Balloon


Rainbow-striped above the neighborhood

swoops a hot air balloon.

The shadow rakes the rooftop,

marks my brother's face and mine

as we thatch the September lawn.

He drops a tool to earth

as if the siren called

and speed will save a man's life.



I shoot ahead before

a rule might hold my legs home.

Eyes and wrists to the sky,

I sight them in the cabin,

the short one half way to the tall one's shoulder,

an orange jet flaming

above their heads. I can

almost register a photograph

on the silver plate of my mind.

The tall one crouches,

head nestled to his companion.

He points us out.



Maybe our high-pitched cries

can touch their ears.

We chase like crazed terrestrial birds,

flight envy and evolution forgotten,

unmoored from maps, beyond

our precinct of safety

into foreign streets where dogs

smell our unease, where

flat-faced boys gun motor bikes

and shoot heat and razored

grass from vibrating mowers.

But we pass through

and arrive at the landing

to see whose faces they have.

I see him and it is true.

I am no longer

the small size of a boy.

Erik Gleibermann

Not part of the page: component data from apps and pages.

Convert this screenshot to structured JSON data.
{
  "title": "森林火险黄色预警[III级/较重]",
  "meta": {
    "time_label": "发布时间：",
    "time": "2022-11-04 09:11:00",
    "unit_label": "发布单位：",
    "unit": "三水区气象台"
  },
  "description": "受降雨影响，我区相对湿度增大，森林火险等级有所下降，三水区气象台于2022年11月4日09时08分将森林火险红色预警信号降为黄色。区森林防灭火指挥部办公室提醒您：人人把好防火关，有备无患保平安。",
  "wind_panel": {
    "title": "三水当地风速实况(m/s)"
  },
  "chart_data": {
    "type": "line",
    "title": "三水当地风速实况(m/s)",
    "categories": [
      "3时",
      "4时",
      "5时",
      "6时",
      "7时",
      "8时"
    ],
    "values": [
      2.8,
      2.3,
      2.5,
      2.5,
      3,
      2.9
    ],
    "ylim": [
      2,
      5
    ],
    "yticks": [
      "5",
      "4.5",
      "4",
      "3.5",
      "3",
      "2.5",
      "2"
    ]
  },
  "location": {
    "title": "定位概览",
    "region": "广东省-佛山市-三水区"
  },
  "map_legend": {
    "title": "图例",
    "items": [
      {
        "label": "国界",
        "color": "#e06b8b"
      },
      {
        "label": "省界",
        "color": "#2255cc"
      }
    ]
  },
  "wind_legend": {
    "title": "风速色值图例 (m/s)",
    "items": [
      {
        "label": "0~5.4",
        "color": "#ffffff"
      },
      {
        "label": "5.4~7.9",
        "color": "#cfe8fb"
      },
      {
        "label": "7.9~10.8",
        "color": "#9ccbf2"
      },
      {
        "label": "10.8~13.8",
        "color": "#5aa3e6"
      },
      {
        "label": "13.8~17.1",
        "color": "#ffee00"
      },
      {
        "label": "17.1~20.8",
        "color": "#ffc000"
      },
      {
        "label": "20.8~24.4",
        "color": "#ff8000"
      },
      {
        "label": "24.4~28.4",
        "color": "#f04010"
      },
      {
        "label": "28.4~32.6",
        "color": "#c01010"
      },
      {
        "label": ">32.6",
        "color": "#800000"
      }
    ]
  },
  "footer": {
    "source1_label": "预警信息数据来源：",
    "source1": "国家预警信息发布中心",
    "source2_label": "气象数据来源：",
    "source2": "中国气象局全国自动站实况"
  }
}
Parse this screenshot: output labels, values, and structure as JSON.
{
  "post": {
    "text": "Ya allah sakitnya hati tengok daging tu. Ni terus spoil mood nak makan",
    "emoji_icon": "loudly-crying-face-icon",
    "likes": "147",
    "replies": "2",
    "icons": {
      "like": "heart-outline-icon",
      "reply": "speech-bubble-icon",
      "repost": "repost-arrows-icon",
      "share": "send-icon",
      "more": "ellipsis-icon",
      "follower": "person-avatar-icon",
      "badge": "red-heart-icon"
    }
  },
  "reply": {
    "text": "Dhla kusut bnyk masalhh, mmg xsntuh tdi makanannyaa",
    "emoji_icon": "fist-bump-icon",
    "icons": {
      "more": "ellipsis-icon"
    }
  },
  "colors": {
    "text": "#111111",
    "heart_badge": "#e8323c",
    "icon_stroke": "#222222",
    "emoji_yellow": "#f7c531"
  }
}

The Adirondack Review
The St. Lawrence Book Award for a first collection of short stories or poems
The St. Lawrence Book Award for a first collection of short stories or poems
The St. Lawrence Book Award for a first collection of short stories or poemsThe St. Lawrence Book Award for a first collection of short stories or poemsThe St. Lawrence Book Award for a first collection of short stories or poems
The St. Lawrence Book Award for a first collection of short stories or poems
ERIK GLEIBERMANN  is a high school teacher and private writing mentor in San Francisco. His work has appeared in Jewish Affairs (South Africa), Red Rock Review, New Delta Review, Tikkun, The Spoon River Poetry Review, and other publications.